Hayes said he's remaining hopeful that the accounting powers that be will make modifications to fair value standards. WesCorp has not taken any other-than-temporary impairments--contrary to rumors that corporates are hiding OTTI losses in the pipeline, hoping accounting standards will change before they are forced to report them--Hayes said that is not the case at WesCorp.
"We continue to monitor our portfolio for other-than-temporary impairment and would record such losses when they became known as required by accounting guidelines," Hayes said. "We don't anticipate losses in the fourth quarter, but the continued deterioration of the markets obviously impacts our portfolio, so we are keeping a close watch on the situation."
Liquidity is holding steady, with WesCorp's borrowed funds slightly lower than last month by about $100 million, though the corporate did tap its new Fed discount window line for the first time in September. Total shares are down, with the decline being attributed to both the seasonal and special liquidity needs at natural person credit unions.
On a positive note, WesCorp's retained earnings increase is $10 million ahead of budget year-to-date.
On the other hand, the $10 billion Southwest Corporate has been preparing members for OTTI losses since Lehman declared bankruptcy Sept. 15, by sending out executives to meet with members in person, addressing the subject in monthly financial Webcasts and again during its economic forum in late October. Southwest Corporate reported a $24.7 million other-than-temporary impairment.
The charge weighed on month-end net loss numbers, but, again thanks to the Fed-Libor spread, Southwest said it has nearly made it all up in additional year-to-date net interest income, which is up more than $23 million over this time last year.
All told, Southwest is currently $20 million in the black so far this year, and according to Senior Vice President/Chief Financial Officer Melissa Wardell, the corporate expects to finish 2008 with strong earnings.
"We anticipate our year-end capital ratio to exceed 6.50% and year-end retained earnings ratio to exceed 3.00%. This compares to December 2007 capital and retained earnings ratios of 5.57% and 2.50% respectively," she said.
Southwest has increased its outstanding borrowings at the Federal Home Loan Bank of Dallas over the past year, with $1 billion outstanding at month-end compared to $755 million for same period last year.

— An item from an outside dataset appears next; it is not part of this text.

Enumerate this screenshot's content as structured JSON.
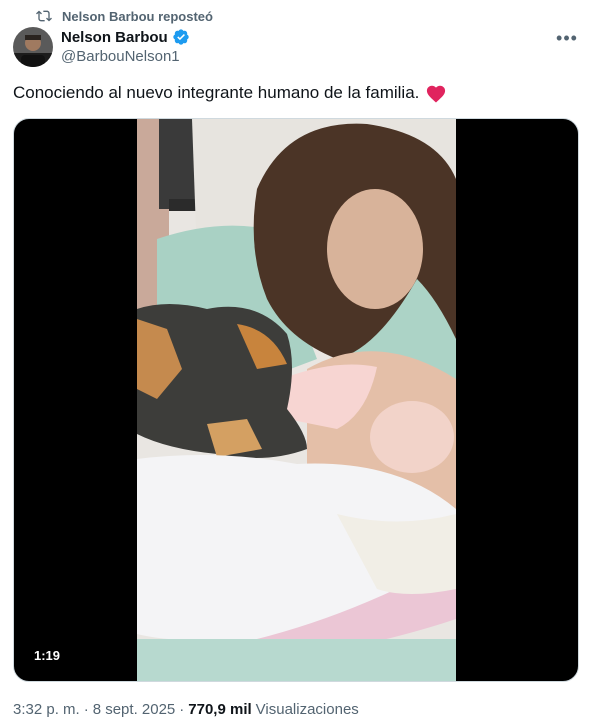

However, the corporate has a total credit line of $2.3 billion at the FHLB, so it's got plenty of additional liquidity to spare. Southwest did access the central liquidity facility in September, to the tune of $100 million as of Sept. 30.
The $1.6 billion corporate's financials aren't normally categorized with larger aggregates like WesCorp and Southwest Corporate. However, when Fitch Ratings placed Constitution on watch negative this past spring, and subsequently downgraded the corporate along with two larger peers Oct. 16, the Connecticut-based corporate was thrust into the trade press spotlight.
September was a tough month for Constitution, as the corporate took impairments on its investments in the amount of $6.3 million. Despite receiving the same Fed-Libor spread boost as the other corporates and posting a year-to-date net income before impairment charges, the corporate nonetheless posted a year-to-date net loss Sept. 30 of $2.9 million.
"These losses are manageable in the context of the corporate's capital and reserves, which continue to exceed all regulatory minimums," the corporate stated in its financial summary.
Constitution Corporate recorded a regulatory capital ratio of 6.81% as of Sept. 30, 2008. That marks an increase over same period last year, when the corporate posted a capital ratio of 6.46%.